as the sum of $n + 1$ iid geometric variables.

as the book says.

I think the book is wrong with its equals sign: two (sums of) random variables can have the same distribution without being the same. If $A$ is uniformly distributed on $[0,1]$ and $B = 1-A$, then $A$ and $B$ have the same distribution, but they are unlikely to be equal to each other.

  • $\begingroup$ Thanks!

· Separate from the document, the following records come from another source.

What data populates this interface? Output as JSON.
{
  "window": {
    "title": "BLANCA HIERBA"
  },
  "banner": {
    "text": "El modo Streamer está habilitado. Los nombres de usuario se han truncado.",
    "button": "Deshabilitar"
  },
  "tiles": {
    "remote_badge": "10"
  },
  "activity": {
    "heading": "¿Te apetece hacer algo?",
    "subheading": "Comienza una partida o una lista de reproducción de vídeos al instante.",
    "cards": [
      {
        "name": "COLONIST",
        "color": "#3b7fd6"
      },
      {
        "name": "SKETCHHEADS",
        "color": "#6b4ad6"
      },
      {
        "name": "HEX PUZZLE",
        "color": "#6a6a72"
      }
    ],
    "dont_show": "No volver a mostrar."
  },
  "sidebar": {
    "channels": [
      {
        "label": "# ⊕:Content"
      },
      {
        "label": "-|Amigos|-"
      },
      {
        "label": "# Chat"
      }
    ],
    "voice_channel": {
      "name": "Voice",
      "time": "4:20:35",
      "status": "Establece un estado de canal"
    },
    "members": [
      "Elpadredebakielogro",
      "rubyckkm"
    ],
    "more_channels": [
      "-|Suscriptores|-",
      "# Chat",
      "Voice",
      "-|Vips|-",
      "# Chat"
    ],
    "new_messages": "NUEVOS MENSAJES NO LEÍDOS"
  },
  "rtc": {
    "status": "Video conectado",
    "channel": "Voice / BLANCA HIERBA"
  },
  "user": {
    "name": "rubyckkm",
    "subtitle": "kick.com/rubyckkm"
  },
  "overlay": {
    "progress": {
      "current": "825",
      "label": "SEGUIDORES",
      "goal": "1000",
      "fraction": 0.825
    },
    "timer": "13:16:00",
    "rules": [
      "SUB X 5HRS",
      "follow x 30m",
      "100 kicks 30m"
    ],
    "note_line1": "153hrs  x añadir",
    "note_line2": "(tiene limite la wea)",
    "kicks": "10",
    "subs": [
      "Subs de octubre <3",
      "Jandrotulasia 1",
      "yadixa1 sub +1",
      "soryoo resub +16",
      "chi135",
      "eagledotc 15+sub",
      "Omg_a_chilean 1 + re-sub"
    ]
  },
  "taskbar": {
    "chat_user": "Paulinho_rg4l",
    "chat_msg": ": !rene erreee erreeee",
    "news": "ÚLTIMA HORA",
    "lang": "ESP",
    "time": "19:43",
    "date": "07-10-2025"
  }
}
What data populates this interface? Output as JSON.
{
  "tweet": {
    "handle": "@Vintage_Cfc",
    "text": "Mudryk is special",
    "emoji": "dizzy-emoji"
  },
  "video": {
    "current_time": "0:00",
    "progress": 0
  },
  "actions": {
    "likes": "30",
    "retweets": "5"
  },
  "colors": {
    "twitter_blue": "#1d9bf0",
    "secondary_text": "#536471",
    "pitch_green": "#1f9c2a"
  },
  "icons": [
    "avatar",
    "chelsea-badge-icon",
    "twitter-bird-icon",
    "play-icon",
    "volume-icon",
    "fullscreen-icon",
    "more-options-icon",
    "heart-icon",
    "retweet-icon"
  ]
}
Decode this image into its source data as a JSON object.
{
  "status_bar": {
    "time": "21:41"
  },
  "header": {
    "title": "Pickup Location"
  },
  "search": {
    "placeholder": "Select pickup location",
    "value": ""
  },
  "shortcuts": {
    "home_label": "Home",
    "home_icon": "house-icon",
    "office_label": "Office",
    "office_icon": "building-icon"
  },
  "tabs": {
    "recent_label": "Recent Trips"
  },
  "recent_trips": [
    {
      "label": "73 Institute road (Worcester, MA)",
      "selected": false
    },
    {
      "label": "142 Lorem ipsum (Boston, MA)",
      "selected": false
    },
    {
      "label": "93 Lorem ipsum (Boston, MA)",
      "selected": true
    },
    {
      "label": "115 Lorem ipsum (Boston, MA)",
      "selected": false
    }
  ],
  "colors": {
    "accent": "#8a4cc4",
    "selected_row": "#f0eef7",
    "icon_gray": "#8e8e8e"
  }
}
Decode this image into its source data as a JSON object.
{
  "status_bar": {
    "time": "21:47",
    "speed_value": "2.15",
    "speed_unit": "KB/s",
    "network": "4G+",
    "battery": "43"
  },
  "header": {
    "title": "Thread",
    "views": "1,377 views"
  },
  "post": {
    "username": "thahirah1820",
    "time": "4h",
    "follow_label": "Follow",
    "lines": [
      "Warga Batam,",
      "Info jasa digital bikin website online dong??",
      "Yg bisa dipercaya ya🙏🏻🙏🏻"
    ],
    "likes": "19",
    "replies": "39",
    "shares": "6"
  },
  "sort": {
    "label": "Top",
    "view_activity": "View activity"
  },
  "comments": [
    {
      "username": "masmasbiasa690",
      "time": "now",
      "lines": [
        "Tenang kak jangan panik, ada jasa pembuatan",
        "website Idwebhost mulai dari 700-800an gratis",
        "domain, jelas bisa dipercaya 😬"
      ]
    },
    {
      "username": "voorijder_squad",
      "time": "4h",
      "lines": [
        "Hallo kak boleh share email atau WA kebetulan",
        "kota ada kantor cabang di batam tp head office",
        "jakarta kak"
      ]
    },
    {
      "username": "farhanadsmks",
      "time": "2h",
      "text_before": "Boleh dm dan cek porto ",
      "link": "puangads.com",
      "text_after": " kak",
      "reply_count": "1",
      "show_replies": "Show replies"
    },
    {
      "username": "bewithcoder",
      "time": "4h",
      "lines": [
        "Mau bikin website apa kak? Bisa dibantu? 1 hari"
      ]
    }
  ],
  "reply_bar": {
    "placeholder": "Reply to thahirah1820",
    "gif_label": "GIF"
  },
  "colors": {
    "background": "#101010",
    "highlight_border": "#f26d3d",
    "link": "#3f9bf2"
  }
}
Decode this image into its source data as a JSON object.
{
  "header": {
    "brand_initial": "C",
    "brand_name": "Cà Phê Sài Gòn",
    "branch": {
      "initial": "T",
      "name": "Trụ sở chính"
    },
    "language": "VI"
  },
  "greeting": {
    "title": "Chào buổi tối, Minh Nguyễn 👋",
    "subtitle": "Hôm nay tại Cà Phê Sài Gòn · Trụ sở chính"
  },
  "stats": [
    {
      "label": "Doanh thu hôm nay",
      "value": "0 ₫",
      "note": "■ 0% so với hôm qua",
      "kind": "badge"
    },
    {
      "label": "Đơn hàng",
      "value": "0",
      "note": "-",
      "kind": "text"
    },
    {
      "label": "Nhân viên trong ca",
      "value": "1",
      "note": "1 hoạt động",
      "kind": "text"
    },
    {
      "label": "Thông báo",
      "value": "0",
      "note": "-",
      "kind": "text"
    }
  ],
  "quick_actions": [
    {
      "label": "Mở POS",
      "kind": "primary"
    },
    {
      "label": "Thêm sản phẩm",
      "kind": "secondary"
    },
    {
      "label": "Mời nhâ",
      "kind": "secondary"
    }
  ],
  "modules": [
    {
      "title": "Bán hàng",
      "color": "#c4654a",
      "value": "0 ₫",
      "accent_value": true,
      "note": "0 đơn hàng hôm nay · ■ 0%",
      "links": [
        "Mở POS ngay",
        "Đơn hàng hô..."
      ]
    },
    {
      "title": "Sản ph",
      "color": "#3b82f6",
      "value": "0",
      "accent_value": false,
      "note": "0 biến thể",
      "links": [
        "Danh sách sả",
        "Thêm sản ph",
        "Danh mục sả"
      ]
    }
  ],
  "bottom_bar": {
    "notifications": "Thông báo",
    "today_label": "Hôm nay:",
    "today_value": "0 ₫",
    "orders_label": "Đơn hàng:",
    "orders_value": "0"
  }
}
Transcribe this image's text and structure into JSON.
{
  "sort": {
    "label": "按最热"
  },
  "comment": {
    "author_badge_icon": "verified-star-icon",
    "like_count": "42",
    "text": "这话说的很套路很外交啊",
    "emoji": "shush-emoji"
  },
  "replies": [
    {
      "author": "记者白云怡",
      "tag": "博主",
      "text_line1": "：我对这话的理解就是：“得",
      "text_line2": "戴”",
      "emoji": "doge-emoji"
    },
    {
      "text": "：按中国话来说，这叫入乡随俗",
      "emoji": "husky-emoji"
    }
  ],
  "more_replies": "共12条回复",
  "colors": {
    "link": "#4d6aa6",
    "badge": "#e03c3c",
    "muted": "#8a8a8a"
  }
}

I was wondering why $Pr(X_{T_n} - X_{T_{n-1}} = m) = Pr(X_{T_n} = m+k | X_{T_n} > k)$? $\endgroup$ – Ethan Mar 11 '11 at 19:31
  • $\begingroup$ @Ethan: We know $X_{T_{n}} > X_{T_{n-1}}$ since $X_{T_{n}}$ is a new record. And that is all we know about it beyond the distribution of $X_j$. So when working out the probability distribution of $X_{T_{n}} - X_{T_{n-1}}$, we have to condition on that, or equivalently on $X_{T_{n}} >k$ since $k$ is merely shorthand for $X_{T_{n-1}}$ or on $m>0$ which amounts to the same thing. $\endgroup$ – Henry Mar 11 '11 at 19:45
  • $\begingroup$ Just a notational thing: Shouldn't you have some $j$ indices and some parentheses in your two sums for $R_n$ near the beginning of your answer? $\endgroup$ – Mike Spivey Mar 11 '11 at 21:10
  • $\begingroup$ @Mike Spivey: Yes - thank you. I have now used i to avoid any confusion with other uses of j. $\endgroup$ – Henry Mar 11 '11 at 21:40

Your Answer

By clicking “Post Your Answer”, you agree to our terms of service, privacy policy and cookie policy

Not the answer you're looking for? Browse other questions tagged or ask your own question.